Yesterday, ProFootballTalk talked to Rich McKay, the NFL’s Competition Committee chair, about the catch/no-catch thing. You should watch/listen to the whole thing, but here’s a money quote:
That rules has gotten more complicated as we've gotten into super slow-mo. As in the Lance Moore play where literally, people look at that frame-by-frame and go "Well, that's a catch," and then you turn it on full speed and go, "Eh, that's not a catch."
This is valid. With people at home watching on 60” plasmas getting digital frame-by-frame replay ability, there’s an ability to split hairs finely—so finely it transcends what’s possible to see at full speed, divorcing these players from the flow of time. If a player only possessed a ball for 1/24th of a second, did he really possess it?
I’m glad they decided to take a step back to the fundamental concept of a catch, and apply it to all the catch rules going forward.
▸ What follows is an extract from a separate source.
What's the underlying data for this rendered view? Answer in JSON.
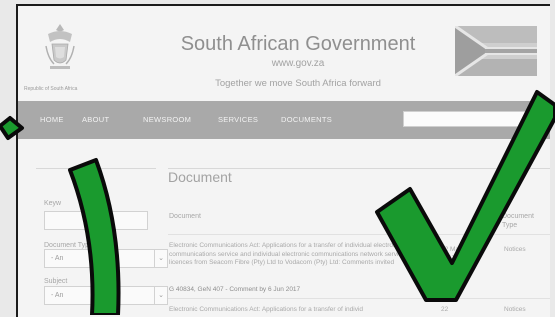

As I’ve said, there were multiple different rules, and multiple different (conflicting) phrases governing the same play. So, McKay says, they started from the three fundamental elements of a catch: you have to get two hands firmly on the ball, be in-bounds, and have a “time element:” an affirmative moment where there’s no doubt that the player has the ball and could do something with the ball.
Further, I agree with the idea that the burden should be on the receiver, not the refs: catch the ball, then keep catching the ball until everyone knows for damn sure that you caught the ball. If you catch a touchdown, hold on to that ball until you can walk over and flip it to the ref. Now that everyone knows full well that just catching the ball, coming down with two feet, your knee, your butt, and one hand isn’t enough to prove possession, nobody has an excuse going forward.
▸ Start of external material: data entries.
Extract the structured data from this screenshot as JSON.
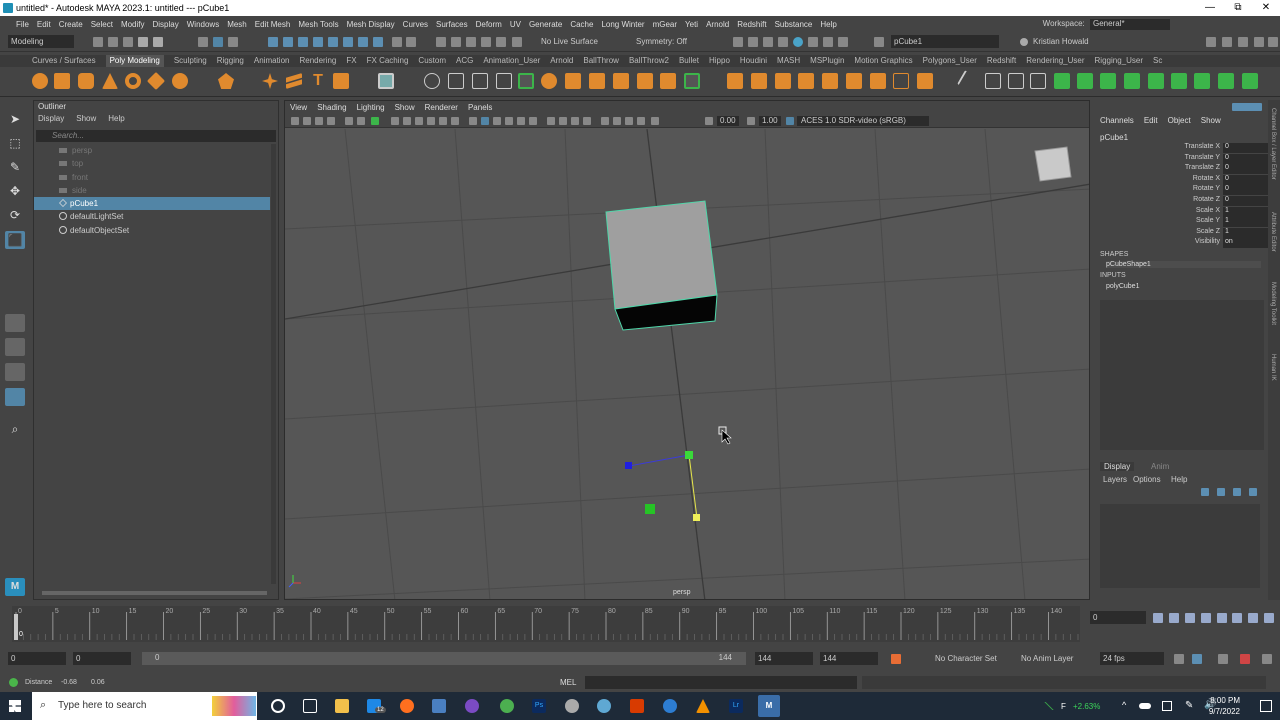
{
  "window": {
    "title": "untitled* - Autodesk MAYA 2023.1: untitled   ---   pCube1",
    "minimize": "—",
    "maximize": "⧉",
    "close": "✕"
  },
  "menu": [
    "File",
    "Edit",
    "Create",
    "Select",
    "Modify",
    "Display",
    "Windows",
    "Mesh",
    "Edit Mesh",
    "Mesh Tools",
    "Mesh Display",
    "Curves",
    "Surfaces",
    "Deform",
    "UV",
    "Generate",
    "Cache",
    "Long Winter",
    "mGear",
    "Yeti",
    "Arnold",
    "Redshift",
    "Substance",
    "Help"
  ],
  "workspace": {
    "label": "Workspace:",
    "value": "General*"
  },
  "status": {
    "mode": "Modeling",
    "live_surface": "No Live Surface",
    "symmetry": "Symmetry: Off",
    "object_field": "pCube1",
    "user": "Kristian Howald"
  },
  "shelf_tabs": [
    "Curves / Surfaces",
    "Poly Modeling",
    "Sculpting",
    "Rigging",
    "Animation",
    "Rendering",
    "FX",
    "FX Caching",
    "Custom",
    "ACG",
    "Animation_User",
    "Arnold",
    "BallThrow",
    "BallThrow2",
    "Bullet",
    "Hippo",
    "Houdini",
    "MASH",
    "MSPlugin",
    "Motion Graphics",
    "Polygons_User",
    "Redshift",
    "Rendering_User",
    "Rigging_User",
    "Sc"
  ],
  "shelf_active": "Poly Modeling",
  "outliner": {
    "title": "Outliner",
    "menu": [
      "Display",
      "Show",
      "Help"
    ],
    "search_placeholder": "Search...",
    "items": [
      {
        "label": "persp",
        "type": "camera"
      },
      {
        "label": "top",
        "type": "camera"
      },
      {
        "label": "front",
        "type": "camera"
      },
      {
        "label": "side",
        "type": "camera"
      },
      {
        "label": "pCube1",
        "type": "mesh",
        "selected": true
      },
      {
        "label": "defaultLightSet",
        "type": "set"
      },
      {
        "label": "defaultObjectSet",
        "type": "set"
      }
    ]
  },
  "viewport": {
    "menu": [
      "View",
      "Shading",
      "Lighting",
      "Show",
      "Renderer",
      "Panels"
    ],
    "near": "0.00",
    "far": "1.00",
    "colorspace": "ACES 1.0 SDR-video (sRGB)",
    "camera_label": "persp"
  },
  "channel_box": {
    "menu": [
      "Channels",
      "Edit",
      "Object",
      "Show"
    ],
    "object": "pCube1",
    "attributes": [
      {
        "name": "Translate X",
        "value": "0"
      },
      {
        "name": "Translate Y",
        "value": "0"
      },
      {
        "name": "Translate Z",
        "value": "0"
      },
      {
        "name": "Rotate X",
        "value": "0"
      },
      {
        "name": "Rotate Y",
        "value": "0"
      },
      {
        "name": "Rotate Z",
        "value": "0"
      },
      {
        "name": "Scale X",
        "value": "1"
      },
      {
        "name": "Scale Y",
        "value": "1"
      },
      {
        "name": "Scale Z",
        "value": "1"
      },
      {
        "name": "Visibility",
        "value": "on"
      }
    ],
    "shapes_label": "SHAPES",
    "shape": "pCubeShape1",
    "inputs_label": "INPUTS",
    "input": "polyCube1"
  },
  "side_tabs": [
    "Channel Box / Layer Editor",
    "Attribute Editor",
    "Modeling Toolkit",
    "Human IK"
  ],
  "layers": {
    "tabs": [
      "Display",
      "Anim"
    ],
    "menu": [
      "Layers",
      "Options",
      "Help"
    ]
  },
  "timeline": {
    "ticks": [
      "0",
      "5",
      "10",
      "15",
      "20",
      "25",
      "30",
      "35",
      "40",
      "45",
      "50",
      "55",
      "60",
      "65",
      "70",
      "75",
      "80",
      "85",
      "90",
      "95",
      "100",
      "105",
      "110",
      "115",
      "120",
      "125",
      "130",
      "135",
      "140"
    ],
    "current_frame": "0",
    "field_right": "0"
  },
  "range": {
    "start": "0",
    "inner_start": "0",
    "slider_start": "0",
    "slider_end": "144",
    "end_a": "144",
    "end_b": "144",
    "character_set": "No Character Set",
    "anim_layer": "No Anim Layer",
    "fps": "24 fps"
  },
  "cmd": {
    "distance_label": "Distance",
    "distance_a": "-0.68",
    "distance_b": "0.06",
    "lang": "MEL"
  },
  "taskbar": {
    "search": "Type here to search",
    "stock": "+2.63%",
    "stock_letter": "F",
    "time": "8:00 PM",
    "date": "9/7/2022",
    "badge": "12"
  }
}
That all having been said? Calvin Johnson caught that ball for a touchdown. I know it, you know it, and the side judge with an unobstructed, close-up view of the whole thing knew it—emphatically signalling the touchdown. The only slow-mo, post-hoc lawyering that occurred was done by the referee, and by Mike Pereira. Everyone who it at full speed, including the players, announcers, coaches, fans, and refs, knew what happened. It was only in the super-slow-mo frame-by-frame that words were parsed, and truth was made into lies. That was a catch, and a touchdown, and the Lions won that game. Period.